Workout of the Day

To Surrender Is To...


Imagine yourself in this situation…

It’s a beautiful day and the sun is slowly descending upon the horizon as you’re driving into the National Park late in the afternoon for a fun weekend camping trip. You realize as you’re driving past the ranger station that it closed a half-hour ago, and so you won’t be able to buy any firewood -- no worries, you can probably scrounge enough up around the campsite to make a small fire. You find the campground is fairly wet from the previous day’s rain, and slowly hacking away at felled branches to make firewood is slow-going with your dull hatchet, and the damp wood will barely light. It’s getting cold, and you start setting up the tent while you try to let your food cook over the measly fire. Then the downpour starts. You manage to mostly get the tent set up in time, and retreat to the car to sit in your soggy clothes and eat your cold sausages that the pitiful fire barely touched with heat (the fire is non-existent now). Your dry clothes are in the trunk, but getting out of the car to get them would probably yield a net-zero effort in the “getting dry” department. The storm eventually passes and you go to the tent to find you hadn’t put up the rainguard, and you now have a small swimming pool with a few inches of standing water to sleep in. Of course you had left some of your warmer clothes, now swelled up with rain water, in the tent. On the bright side, the weight of the water in the tent will keep it from blowing away in the howling wind. And that’s when the rain picks up again. It’s late, you’re soaking wet and tired and hungry and don’t have a tent to sleep in and you’re in the middle of nowhere. And this is the time when the bravest decision of all is to surrender.

After all, what else are you going to do? Kick dirt and scream at the sky? There are times when surrendering is the most courageous and productive choice of all. Surrender tends to get a bad reputation: it’s cowardly, it means defeat, shows weakness. But that’s anything but true. Surrendering doesn’t have to mean giving up. To surrender is to focus. It is a choice in how you’re going to direct your energy. Is your vitriol towards the inclement weather going to change anything? Is your disappointment in the lacking flammability of damp wood going to start a fire? Is frustration with showing up to the campsite late and forgetting to put the rainguard on the tent going to change the course of what’s already happened?

It’s an act of courage, in these times, to step back and laugh at it all, surrender to the decisions that have already been made and the circumstances that are out of your control. It is an effort in focus and intention. It is paring down the burdensome and unnecessary to redirect towards the controllable and meaningful, and that’s downright empowering.

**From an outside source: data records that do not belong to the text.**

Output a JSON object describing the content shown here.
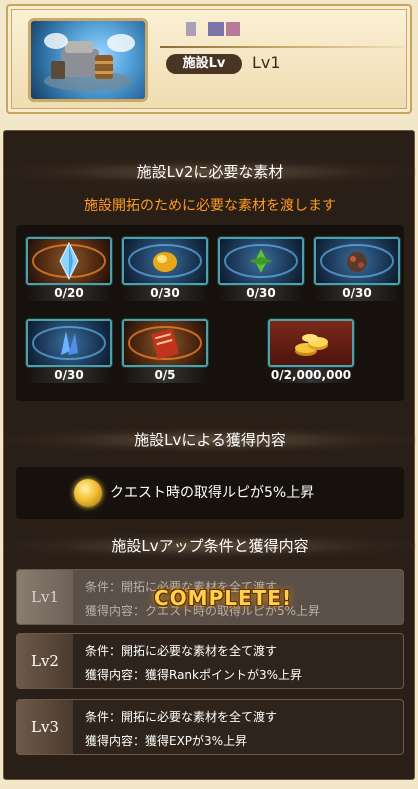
{
  "header": {
    "facility_lv_label": "施設Lv",
    "level_value": "Lv1"
  },
  "materials_section": {
    "title": "施設Lv2に必要な素材",
    "subtitle": "施設開拓のために必要な素材を渡します",
    "items": [
      {
        "icon": "crystal-icon",
        "count": "0/20"
      },
      {
        "icon": "gold-nugget-icon",
        "count": "0/30"
      },
      {
        "icon": "herb-leaf-icon",
        "count": "0/30"
      },
      {
        "icon": "ore-rock-icon",
        "count": "0/30"
      },
      {
        "icon": "blue-shard-icon",
        "count": "0/30"
      },
      {
        "icon": "scroll-icon",
        "count": "0/5"
      },
      {
        "icon": "rupie-coins-icon",
        "count": "0/2,000,000"
      }
    ]
  },
  "gain_section": {
    "title": "施設Lvによる獲得内容",
    "text": "クエスト時の取得ルピが5%上昇"
  },
  "conditions_section": {
    "title": "施設Lvアップ条件と獲得内容",
    "rows": [
      {
        "level": "Lv1",
        "condition": "条件：開拓に必要な素材を全て渡す",
        "reward": "獲得内容：クエスト時の取得ルピが5%上昇",
        "status": "COMPLETE!"
      },
      {
        "level": "Lv2",
        "condition": "条件：開拓に必要な素材を全て渡す",
        "reward": "獲得内容：獲得Rankポイントが3%上昇"
      },
      {
        "level": "Lv3",
        "condition": "条件：開拓に必要な素材を全て渡す",
        "reward": "獲得内容：獲得EXPが3%上昇"
      }
    ]
  },
  "colors": {
    "accent_orange": "#ff9b1f",
    "panel_bg": "#2a1f17",
    "tile_border": "#4fa0a8"
  }
}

You don’t control the outcome; but you do control your thoughts and behaviors. It’s okay to surrender sometimes.

- PS


  • Front squat - 3rm


  • For time:

    • 50 thrusters (95/65)